Go through the data line by line. Copy each one holding the string "here".
• • • • • • •
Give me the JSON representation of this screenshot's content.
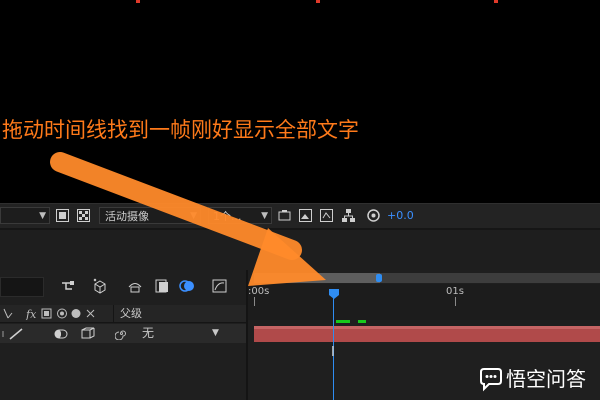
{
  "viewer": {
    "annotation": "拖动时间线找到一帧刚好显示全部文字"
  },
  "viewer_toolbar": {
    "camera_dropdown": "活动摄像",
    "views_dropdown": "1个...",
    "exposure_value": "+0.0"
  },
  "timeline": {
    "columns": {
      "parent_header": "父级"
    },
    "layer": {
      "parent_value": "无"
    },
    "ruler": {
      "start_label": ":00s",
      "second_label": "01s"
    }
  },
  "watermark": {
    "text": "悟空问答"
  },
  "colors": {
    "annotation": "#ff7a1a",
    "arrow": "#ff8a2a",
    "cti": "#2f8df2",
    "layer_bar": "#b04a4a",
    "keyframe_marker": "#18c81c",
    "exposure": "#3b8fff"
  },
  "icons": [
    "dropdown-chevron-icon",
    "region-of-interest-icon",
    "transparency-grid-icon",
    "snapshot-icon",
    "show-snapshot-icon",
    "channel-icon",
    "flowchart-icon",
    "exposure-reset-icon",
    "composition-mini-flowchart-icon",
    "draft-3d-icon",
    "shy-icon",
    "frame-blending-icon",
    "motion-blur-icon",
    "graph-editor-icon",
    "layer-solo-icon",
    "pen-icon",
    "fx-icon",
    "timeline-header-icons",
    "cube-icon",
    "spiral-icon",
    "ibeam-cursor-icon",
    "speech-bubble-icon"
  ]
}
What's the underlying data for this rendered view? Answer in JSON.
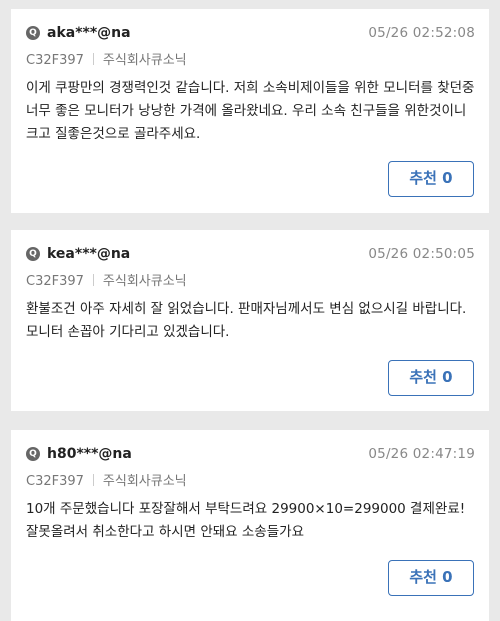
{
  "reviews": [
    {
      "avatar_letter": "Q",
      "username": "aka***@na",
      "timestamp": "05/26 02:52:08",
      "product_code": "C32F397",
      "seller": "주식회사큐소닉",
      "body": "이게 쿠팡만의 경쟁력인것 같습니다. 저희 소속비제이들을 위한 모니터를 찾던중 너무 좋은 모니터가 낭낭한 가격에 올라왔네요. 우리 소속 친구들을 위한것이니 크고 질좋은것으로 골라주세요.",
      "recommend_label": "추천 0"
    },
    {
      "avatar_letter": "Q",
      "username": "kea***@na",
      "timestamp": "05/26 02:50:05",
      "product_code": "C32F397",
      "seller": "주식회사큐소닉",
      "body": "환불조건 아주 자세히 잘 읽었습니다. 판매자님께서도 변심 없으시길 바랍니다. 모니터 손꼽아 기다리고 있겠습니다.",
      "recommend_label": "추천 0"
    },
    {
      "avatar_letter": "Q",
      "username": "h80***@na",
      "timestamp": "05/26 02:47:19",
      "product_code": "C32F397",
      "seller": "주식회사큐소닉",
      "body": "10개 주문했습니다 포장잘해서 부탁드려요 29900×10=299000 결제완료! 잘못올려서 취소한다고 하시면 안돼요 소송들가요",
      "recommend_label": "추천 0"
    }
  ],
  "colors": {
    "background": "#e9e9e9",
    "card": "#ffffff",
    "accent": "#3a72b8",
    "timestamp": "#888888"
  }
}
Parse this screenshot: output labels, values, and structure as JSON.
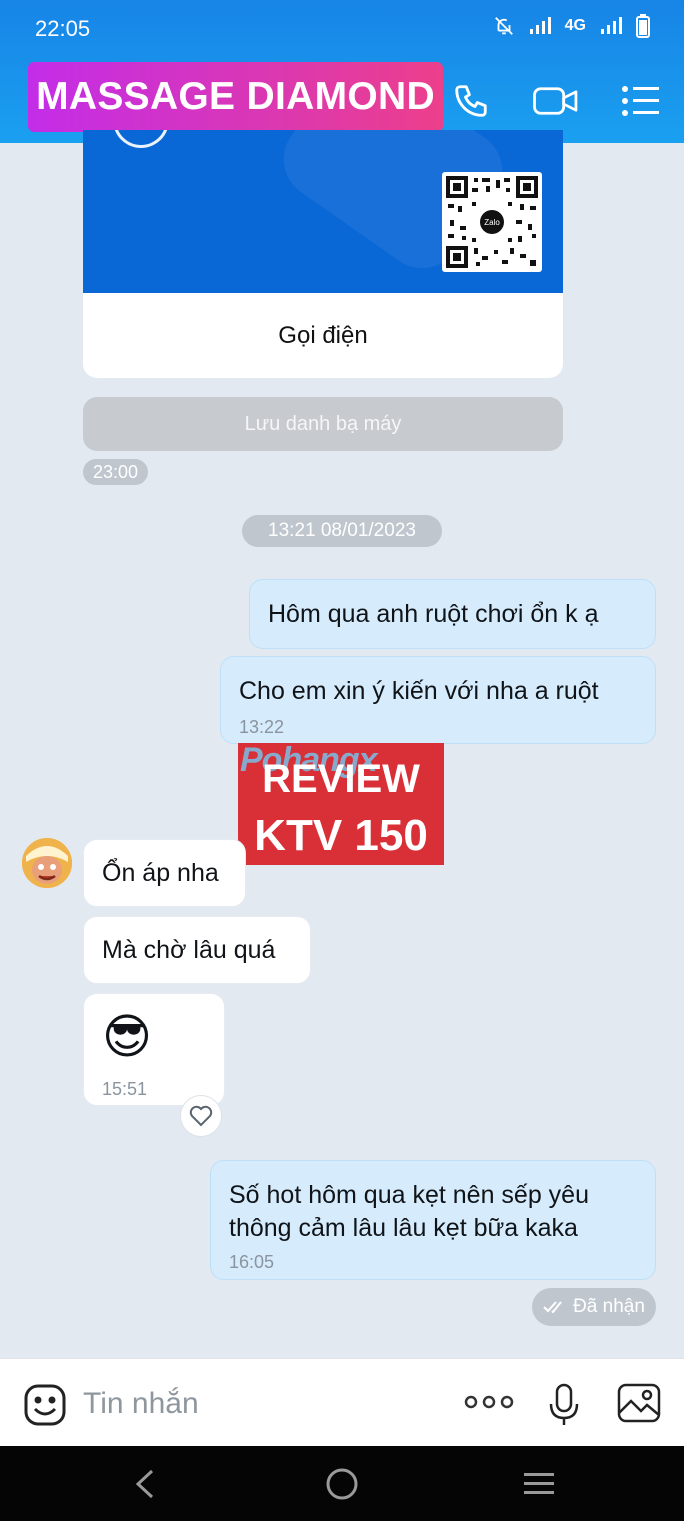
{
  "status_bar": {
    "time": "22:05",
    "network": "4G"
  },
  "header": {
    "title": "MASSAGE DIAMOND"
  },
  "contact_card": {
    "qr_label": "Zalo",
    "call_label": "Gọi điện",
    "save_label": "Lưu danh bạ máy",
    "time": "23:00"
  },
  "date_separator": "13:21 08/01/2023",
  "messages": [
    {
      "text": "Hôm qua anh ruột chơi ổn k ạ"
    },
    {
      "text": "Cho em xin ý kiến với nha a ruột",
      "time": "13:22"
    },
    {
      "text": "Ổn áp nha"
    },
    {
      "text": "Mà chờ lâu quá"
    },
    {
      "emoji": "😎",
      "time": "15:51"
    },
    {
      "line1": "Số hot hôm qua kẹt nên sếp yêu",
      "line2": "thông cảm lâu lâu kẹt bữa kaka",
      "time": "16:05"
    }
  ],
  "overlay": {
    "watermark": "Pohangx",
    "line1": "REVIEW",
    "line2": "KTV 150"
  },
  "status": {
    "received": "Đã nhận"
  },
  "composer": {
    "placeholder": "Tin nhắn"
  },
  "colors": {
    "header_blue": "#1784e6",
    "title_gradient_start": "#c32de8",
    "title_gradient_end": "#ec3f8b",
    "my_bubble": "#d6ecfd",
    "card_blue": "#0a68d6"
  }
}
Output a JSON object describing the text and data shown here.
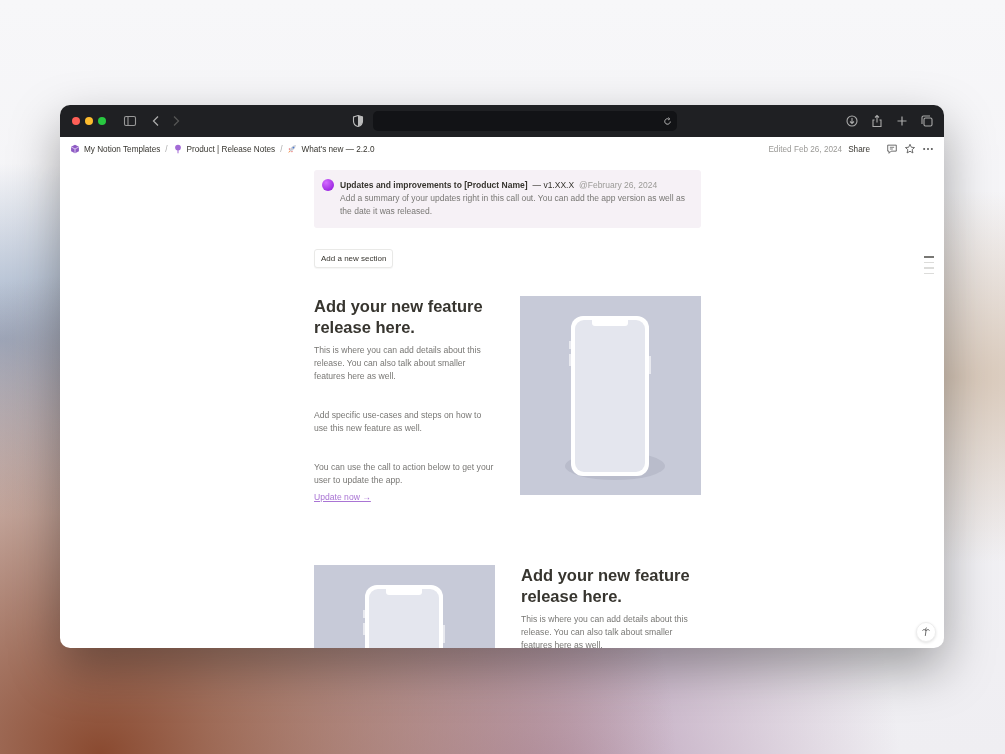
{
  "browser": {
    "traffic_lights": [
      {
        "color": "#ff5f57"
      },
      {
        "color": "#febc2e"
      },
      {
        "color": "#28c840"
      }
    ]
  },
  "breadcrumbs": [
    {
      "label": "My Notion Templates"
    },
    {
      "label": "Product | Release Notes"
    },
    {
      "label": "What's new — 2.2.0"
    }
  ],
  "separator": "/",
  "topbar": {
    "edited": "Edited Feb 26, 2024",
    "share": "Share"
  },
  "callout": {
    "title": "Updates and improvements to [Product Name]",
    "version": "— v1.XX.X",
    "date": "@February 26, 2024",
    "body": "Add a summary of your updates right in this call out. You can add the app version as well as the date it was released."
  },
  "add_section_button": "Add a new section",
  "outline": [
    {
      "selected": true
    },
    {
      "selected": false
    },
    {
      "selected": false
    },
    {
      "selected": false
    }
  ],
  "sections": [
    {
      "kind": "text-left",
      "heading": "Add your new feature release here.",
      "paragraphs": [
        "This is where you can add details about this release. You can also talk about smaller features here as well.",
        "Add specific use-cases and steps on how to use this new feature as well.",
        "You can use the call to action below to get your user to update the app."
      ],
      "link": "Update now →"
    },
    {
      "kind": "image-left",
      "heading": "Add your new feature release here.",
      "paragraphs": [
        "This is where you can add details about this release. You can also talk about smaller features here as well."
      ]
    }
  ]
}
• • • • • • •
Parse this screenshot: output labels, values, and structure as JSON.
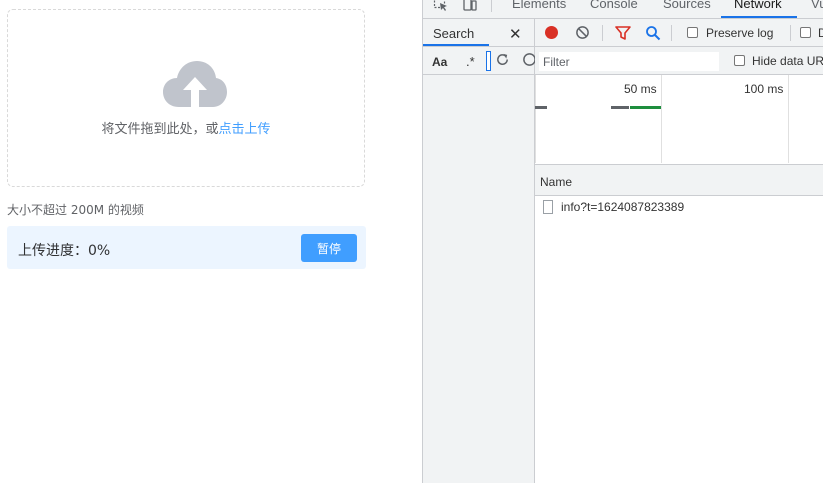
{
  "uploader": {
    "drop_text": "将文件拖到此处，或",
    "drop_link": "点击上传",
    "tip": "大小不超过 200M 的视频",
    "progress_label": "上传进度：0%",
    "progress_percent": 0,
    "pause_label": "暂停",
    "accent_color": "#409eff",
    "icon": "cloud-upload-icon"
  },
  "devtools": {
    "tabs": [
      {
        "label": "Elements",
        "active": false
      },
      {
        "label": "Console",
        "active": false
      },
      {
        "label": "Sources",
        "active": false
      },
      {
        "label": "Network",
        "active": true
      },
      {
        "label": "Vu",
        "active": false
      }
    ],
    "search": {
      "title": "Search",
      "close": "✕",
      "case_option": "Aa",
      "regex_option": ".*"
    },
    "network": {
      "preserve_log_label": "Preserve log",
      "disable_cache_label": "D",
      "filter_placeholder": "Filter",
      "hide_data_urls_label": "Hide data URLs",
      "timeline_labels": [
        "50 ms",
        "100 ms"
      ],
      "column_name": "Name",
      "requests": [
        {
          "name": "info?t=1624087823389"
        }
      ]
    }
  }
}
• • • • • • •
## RESULT:
Output a JSON object describing the text and data shown here.
      "heading": "Add your new feature release here.",
        "This is where you can add details about this release. You can also talk about smaller features here as well.",
      "heading": "Add your new feature release here.",
        "This is where you can add details about this release. You can also talk about smaller features here as well."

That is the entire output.